Let's take a look at the example below. This report shows different conversion events that led to revenue for the companies. These include but are not limited to webinars, trial requests, and various in-person events.
By looking at this report, I see that the Q1 webinar and marketing automation RFP have generated the most amount of revenue for the company. When I look at how much revenue has been generated overall and by company, the RFP has been the most successful. The webinar is a close second. This tells me a few things. First, both the webinar and RFP provide a ton of detailed information. Sure they are in different forms, but they are both long pieces of content that go into a lot of detail. That tells me that my audience appreciates that type of information and gives me a better idea of how I should format my content going forward if we're trying to optimize for revenue.
Next, I will dig into the topic around the Q1 webinar. If it has to do with marketing automation, I will know that this is a hot topic for my contacts -- the RFP was also on marketing automation. That means I should probably create more content about marketing automation.
Something else to note is that these are all of the pieces of content that helps closed deals. By understanding what pieces of content close customers vs. leads, you could provide this information sooner in the sales cycle to potentially close deals at a quicker rate.
Helps You Justify Your Budget Investments
How do you decide whether you should run a campaign again? How do you decide what marketing channels to invest more heavily in?
You may find out that you generated 100 leads from a particular campaign. But it isn't clear how many of those leads will actually buy your product or service. By attaching revenue to every single marketing effort, you are able to tell how many higher quality leads your marketing has generated. This information gives you much better insight to decide what to keep and cut from your marketing as you know what will actually generate more business for your company.
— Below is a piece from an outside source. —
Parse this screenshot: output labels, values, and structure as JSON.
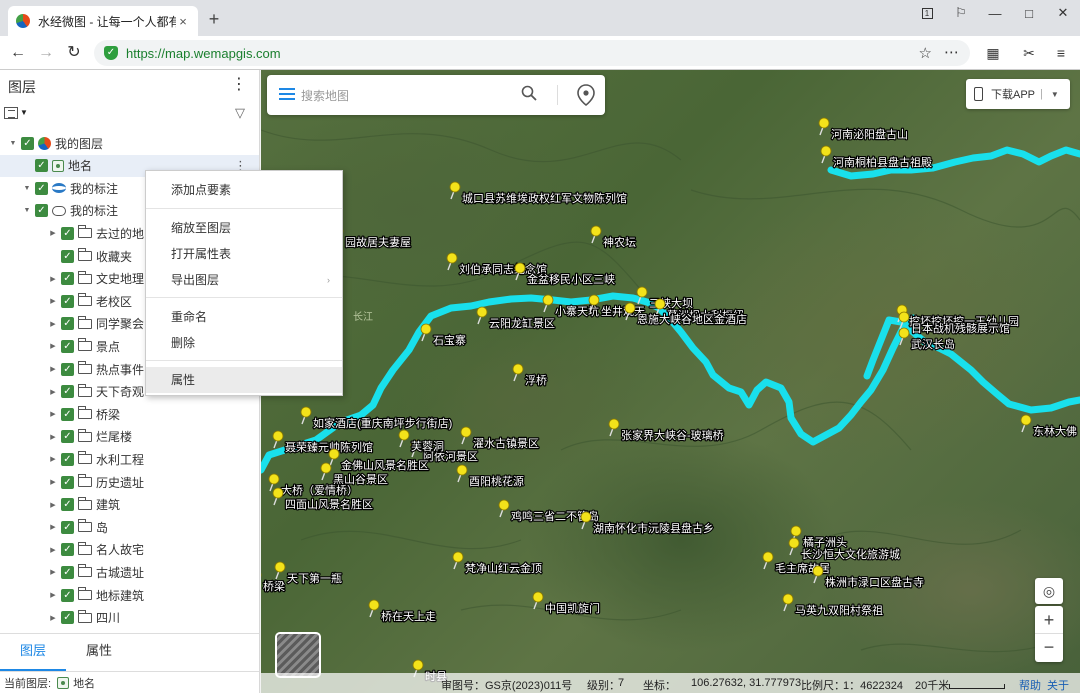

To see this in action, let's take a look at the following revenue report. This report shows how much revenue different personas are generating for the company. As you can see, the veteran marketing professional is generating a lot more revenue than the small business owner for this particular company.
As you are allocating resources to your marketing and sales teams, this is an important figure to take into account. If you are figuring out how many sales reps and marketers should be dedicated to different personas, this report is very telling in how you should make your decisions. The veteran marketing professional persona is generating much more revenue than the small business owner. That doesn't mean you should give up on this persona, but it does mean that you might think about put more of your company's resources into the veteran marketing professional persona efforts.
Helps You Speak Their Language
Last, but certainly not least, reporting on revenue can help you relate to your sales team on a much higher level. Sales focuses on the amount of revenue they are generating on a daily basis. By being able to talk in the same language and explain how much revenue your marketing efforts are generating, you will have more productive conversations. Try it out and see how your teams' relationships improve.
What are some of the other benefits you've found with reporting on your revenue?
Originally published Mar 9, 2015 12:00:00 PM, updated July 28 2017